Gun control advocates moved swiftly in the hours following the horrific shootings in Aurora, Colorado. New York City Mayor Michael Bloomberg asked Mitt Romney and President Obama, "What are you going to do about [gun violence]?" and was joined by several others in suggesting that the United States would be better off with more restrictive gun laws. Mitt Romney and President Obama would be wise to answer, "There is little I could do as president to prevent another Aurora, and it would be foolish for me to try."
Any public policy proposal should, at the very least, consider both the expected benefits and possible costs associated with implementation. An optimal policy is one that addresses the problem in question, but does so with the lowest costs and highest benefits. The optimal number of multiple-victim public shootings is not zero, because the costs of trying doing to do so would outweigh the benefits
Automobile accidents, for example, kill far more people than multiple victim public shootings. In fact, there would have to be seven Aurora shootings every day of the year, plus 185 on Christmas, just to reach parity. We could adopt a national speed limit of five miles per hour to eliminate all risk of accidents. No one would die in car accidents, but police would be unable to respond to crimes, ambulances would be unable to transport people to hospitals in a timely manner, commerce would collapse, and travel would be nearly impossible. The high costs of eliminating all auto accidents outweigh the benefits, and this acknowledges that the optimal number of accidental automobile fatalities is likely several tens of thousands each year. Traffic fatalities are at all all-time low, but that's because of innovation, not commands from regulators.
Consider the Transportation Security Administration. While there hasn't been another hijacking since the TSA’s creation, intrusive security measures have caused millions of travelers to drive instead of fly for short trips. Driving is riskier than flying by orders of magnitude, and the resulting difference in flying rates may have caused several hundred deaths each year. Unless the enhanced pat-downs and body scans are preventing several large airline crashes each year, then the policy is causing more deaths, not fewer.
Like the examples above, the policy tools for preventing multiple victim public shootings are limited and have large attendant costs.
Some state and local governments have enacted gun-free zones without noting the irony that nearly every multiple victim public shooting takes place in a gun-free zone.
Police were on the scene in Aurora within 90 seconds of the first 9/11 call, but by then the damage was done.

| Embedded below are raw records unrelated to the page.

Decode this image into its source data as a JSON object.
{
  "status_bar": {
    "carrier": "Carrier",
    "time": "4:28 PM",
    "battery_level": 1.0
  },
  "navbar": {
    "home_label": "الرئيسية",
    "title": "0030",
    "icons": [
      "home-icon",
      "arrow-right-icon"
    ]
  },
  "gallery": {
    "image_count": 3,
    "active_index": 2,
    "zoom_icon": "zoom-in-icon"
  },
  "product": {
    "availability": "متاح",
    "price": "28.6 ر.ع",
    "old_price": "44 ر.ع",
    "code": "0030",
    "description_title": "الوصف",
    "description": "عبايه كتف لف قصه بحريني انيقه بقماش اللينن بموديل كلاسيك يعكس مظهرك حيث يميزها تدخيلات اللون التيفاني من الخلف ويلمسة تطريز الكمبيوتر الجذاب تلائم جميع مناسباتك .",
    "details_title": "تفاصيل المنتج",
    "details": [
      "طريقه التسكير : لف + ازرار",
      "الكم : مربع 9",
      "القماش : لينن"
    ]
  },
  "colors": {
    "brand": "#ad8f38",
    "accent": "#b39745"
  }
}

At Columbine High School the two shooters had killed thirteen people, then themselves, before SWAT entered the campus. Police are sometimes able to confront shooters and shorten the duration of a rampage--so are armed citizens--but they primarily provide emergency services after the shooting is over, and by then most of the victims are already dead. It would be impossible to give police greater powers without significant loss of freedom, and we have no reason to expect this to eliminate mass shootings.
A total ban on guns is another policy that won't help. Not only are criminals unlikely to adhere to gun laws, but guns are used defensively by hundreds of thousands of law-abiding Americans each year. Nor are guns required for killing large numbers of innocents. Timothy McVeigh was able to kill 168 people armed primarily with fertilizer and car fuel. His attack was executed with a budget of less than $5,000. But you don't have to take my word for it: countries with gun bans still suffer from mass shootings.
What prevents more multiple victim public shootings from occurring is not a police deterrent, gun bans, gun free zones, or even laws against murder. Rather, they are relatively rare simply because most people are unwilling to do such a thing, and perhaps this is why mass shootings are so frightening. As Adam Bates noted in the Daily Caller, many mass murderers are insane, and the lesson is that "there are some problems for which there is simply no tangible solution."
This doesn't mean we are doomed, by any means. We live in one of the least violent periods in the history of mankind. The trend of lower violence will probably continue, but it will result from the shared moral values of the American populace. We should think twice before enacting policies aimed at eliminating multiple victim public shootings, because the costs of doing so almost certainly outweigh the benefits.